Background: Foot posture which forms the distal supporting structure influences on postural stability. Children with developmental coordination disorder (DCD) who are more likely to be overweight or obese may present with flat foot with symptoms that affect daily activities. The aim of this study was to compare the foot posture and body composition measures between children with and without DCD. In addition, this study aimed to investigate the relationship between foot posture and fat percentage.
Methods: Fifty-nine children with DCD (mean age = 8.07±1.10) and sixty-two typically developing children (mean age = 7.97±1.05) were recruited to the DCD and control group respectively. All children received a foot posture assessment and a whole-body dual-energy X-ray absorptiometry (DXA) scan. Foot Posture Index 6 (FPI-6) total scores, sub-scores and lower limb body composition measures including fat mass, lean mass, total mass, fat percentage and fat mass index were measured.
Results: Children with DCD revealed a significantly higher FPI-6 left (1.12; 95% CI: 0.172, 2.061) and right (1.15; 95% CI: 0.218, 2.079) total score. FPI-6 sub-scores (talar head palpation and abduction/adduction forefoot on rearfoot) illustrated significant differences between children with and without DCD. Children with DCD had a significantly higher total fat mass (1247.48g; 95% CI: 121.654, 2373.304), total fat percentage (1.82%; 95% CI: 0.115, 3.525) and fat mass index (0.56kg/m2; 95% CI: 0.036, 1.069). There was a significant relationship between FPI-6 right total score and total fat percentage.
Conclusion: The findings of this study showed that children with DCD exhibited significantly more pronated foot posture and higher body composition measures compared to typically developing children.
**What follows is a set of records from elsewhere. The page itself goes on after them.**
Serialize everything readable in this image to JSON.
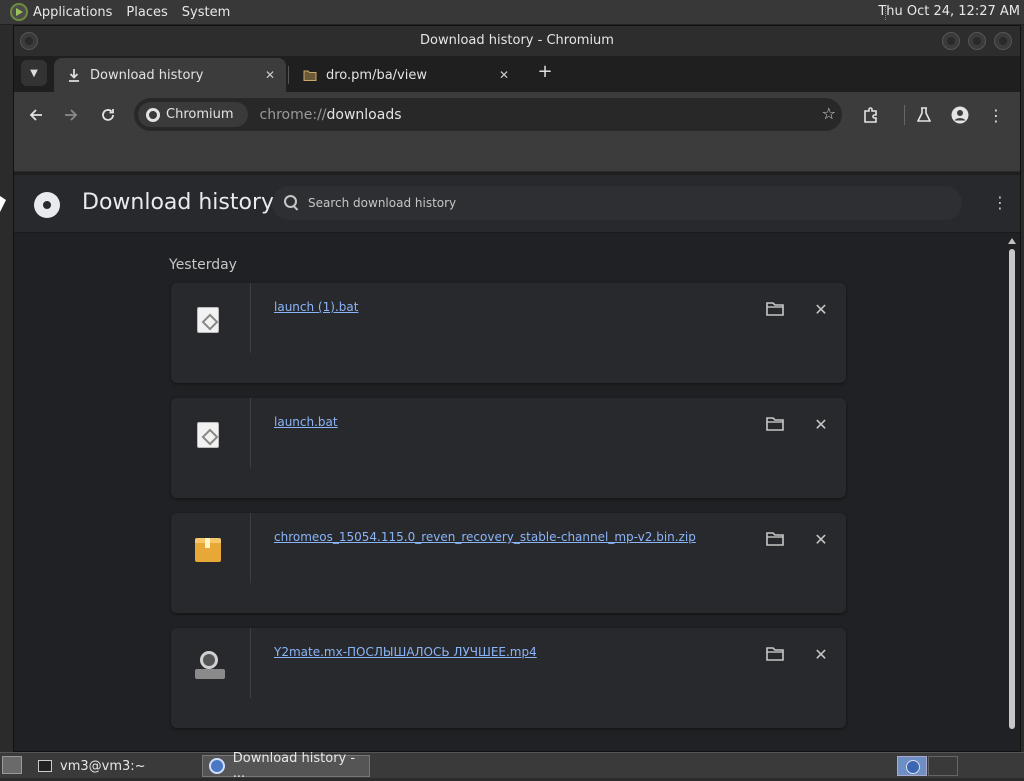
{
  "system_panel": {
    "menus": [
      "Applications",
      "Places",
      "System"
    ],
    "clock": "Thu Oct 24, 12:27 AM"
  },
  "window": {
    "title": "Download history - Chromium"
  },
  "tabs": [
    {
      "title": "Download history",
      "icon": "download-icon",
      "active": true
    },
    {
      "title": "dro.pm/ba/view",
      "icon": "folder-icon",
      "active": false
    }
  ],
  "toolbar": {
    "omnibox_chip": "Chromium",
    "url_prefix": "chrome://",
    "url_host": "downloads"
  },
  "downloads_page": {
    "title": "Download history",
    "search_placeholder": "Search download history",
    "section_date": "Yesterday",
    "items": [
      {
        "file_name": "launch (1).bat",
        "icon": "bat-file-icon"
      },
      {
        "file_name": "launch.bat",
        "icon": "bat-file-icon"
      },
      {
        "file_name": "chromeos_15054.115.0_reven_recovery_stable-channel_mp-v2.bin.zip",
        "icon": "zip-file-icon"
      },
      {
        "file_name": "Y2mate.mx-ПОСЛЫШАЛОСЬ ЛУЧШЕЕ.mp4",
        "icon": "video-file-icon"
      }
    ]
  },
  "taskbar": {
    "items": [
      {
        "label": "vm3@vm3:~",
        "icon": "terminal-icon"
      },
      {
        "label": "Download history - ...",
        "icon": "chromium-icon"
      }
    ]
  },
  "colors": {
    "page_bg": "#202124",
    "card_bg": "#28292c",
    "link": "#8ab4f8",
    "toolbar_bg": "#3c3c3c"
  }
}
Moreover, with FPI-6 right total score significantly related to the total fat percentage, it may require more than just detecting abnormal foot structures in children with DCD but also promoting a healthy lifestyle to prevent obesity. Copyright © 2022 Yam et al.